How Trump's New EU Tariff Will Impact Whisky Drinkers and Producers

The pockets of Americans who love a single-malt Scotch whisky are about to get a little lighter.

Following a 15-year dispute between the United States and the European Union (EU), the World Trade Organization (WTO) approved a measure in early October that will impose a new pricey tariff on all Irish and Scotch single-malt whiskies as well as a slew of other European products. The approved sanctions, which will impose a 25 percent tariff on a variety of popular European products, go into effect on Friday.

Along with Irish whiskey and Scotch single malt whisky, French wine, Italian cheeses, olives, liqueurs and several other items adored by American shoppers will be impacted. Blended Scotch is not included in the tariff.

The approval was based on a complaint filed by the U.S. against the EU, which accused European entities of giving Airbus special subsidies to sell products across the globe at low prices since 2004. The U.S. claimed the reduced Airbus rates severely affected the profits of major American plane maker Boeing. After a long-running investigation by the WTO—the global agency that manages trade discrepancies between countries—a ruling to impose a $7.5 billion tariff on European products annually was delivered.

Whiskey is About to Become More Expensive Due to Trump's EU Tariff
A glass of single malt whisky that was produced at the Auchentoshan Distillery, which is located on the outskirts of Glasgow, Scotland, on December 12, 2016. Irish and Scotch Single Malt whisky will be affected by the new EU tariff. ANDY BUCHANAN/AFP/Getty Images

While considered a big win for the U.S., the motion is likely going to have an adverse effect on producers of single-malt Irish whiskey and Scotch whisky and those who purchase the products regularly. Consumers could see prices for some of the listed goods increase by up to nearly 30 percent.

"You, me, the ones who buy these things in shops around the United States—we're the ones who will be paying more.
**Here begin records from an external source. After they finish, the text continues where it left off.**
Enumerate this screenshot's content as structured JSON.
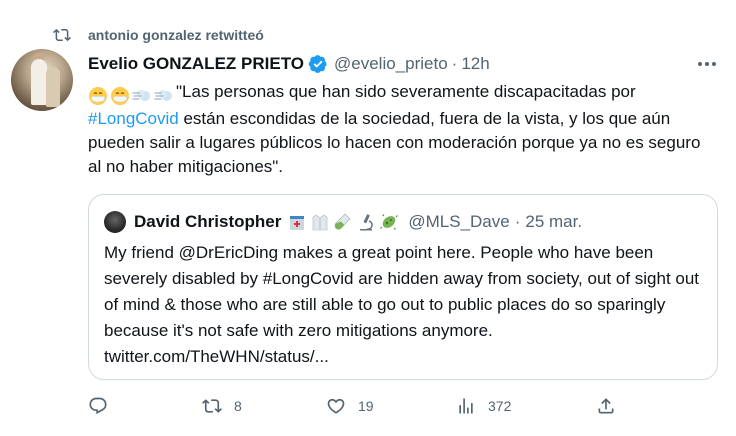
{
  "retweet": {
    "label": "antonio gonzalez retwitteó",
    "icon": "retweet-icon"
  },
  "tweet": {
    "author_name": "Evelio GONZALEZ PRIETO",
    "author_handle": "@evelio_prieto",
    "separator": "·",
    "time": "12h",
    "emojis": [
      "face-with-mask-emoji",
      "face-with-mask-emoji",
      "dash-emoji",
      "dash-emoji"
    ],
    "text_before_hashtag": "\"Las personas que han sido severamente discapacitadas por",
    "hashtag": "#LongCovid",
    "text_after_hashtag": " están escondidas de la sociedad, fuera de la vista, y los que aún pueden salir a lugares públicos lo hacen con moderación porque ya no es seguro al no haber mitigaciones\"."
  },
  "quote": {
    "author_name": "David Christopher",
    "emojis": [
      "hospital-emoji",
      "lab-coat-emoji",
      "test-tube-emoji",
      "microscope-emoji",
      "microbe-emoji"
    ],
    "author_handle": "@MLS_Dave",
    "separator": "·",
    "time": "25 mar.",
    "text": "My friend @DrEricDing makes a great point here. People who have been severely disabled by #LongCovid are hidden away from society, out of sight out of mind & those who are still able to go out to public places do so sparingly because it's not safe with zero mitigations anymore. twitter.com/TheWHN/status/..."
  },
  "actions": {
    "reply_count": "",
    "retweet_count": "8",
    "like_count": "19",
    "views_count": "372"
  },
  "colors": {
    "accent": "#1d9bf0",
    "muted": "#536471",
    "text": "#0f1419",
    "border": "#cfd9de"
  }
}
That's how tariffs work. It's a tax on the consumer of the product," Jacob Funk Kirkegaard, economist and senior fellow at Peterson Institute for International Economics, told Newsweek. "It may become more appealing for Americans to buy whiskies when traveling abroad because there's going to be a bigger difference, an even larger difference in price."

Granted, there is a certain level of brand loyalty among whisky drinkers, economists and producers predict a fall in sales is on the horizon. Declines in American sales could provoke European producers to give more selling attention to neighbors on their side of the map.

"There's, of course, the question of what happens to the areas that make whisky? Obviously they're hurt, but I would contend that Irish and Scotch whiskies are so global, so they will be hoping they can make up any potential loss in sales from the United States elsewhere," Kirkegaard said.

Producers could decide to eat the tariff instead of passing the price on to consumers, but that may be too big of a risk for some whisky makers, particularly those in Scotland, considering about a third of the $1.3 billion grossed in Scotch exports to the U.S. were generated by whisky alone, according to the Scotch Whisky Association.

Some distillers are hoping to work around the tariff. Kilchoman, which is based on the isle of Islay, delivered about 3,000 bottles of single malt whisky to its U.S. storage just ahead of the tariff imposition in early October. Anthony Wills, Kilchoman's founder, told Financial Times air freighting the product was likely double the cost of usual shipping but was still less than what he'll shell out under the new tariff in the future. Others may also turn to shipping products via air freight to cut costs where they can.

Nonetheless, the tariffs are positioned to impact everyone who appreciates the fermented grain mash from producers to distributors, consumers and so forth."The tariff will undoubtedly damage the Scotch whisky sector," Karen Betts, chief executive of the Scotch Whisky Association, said in a statement to Newsweek Friday.

"The tariff will put our competitiveness and Scotch whisky's market share at risk," she continued. "We expect to see a negative impact on investment and job creation in Scotland, and longer-term impacts on productivity and growth across the industry and our supply chain."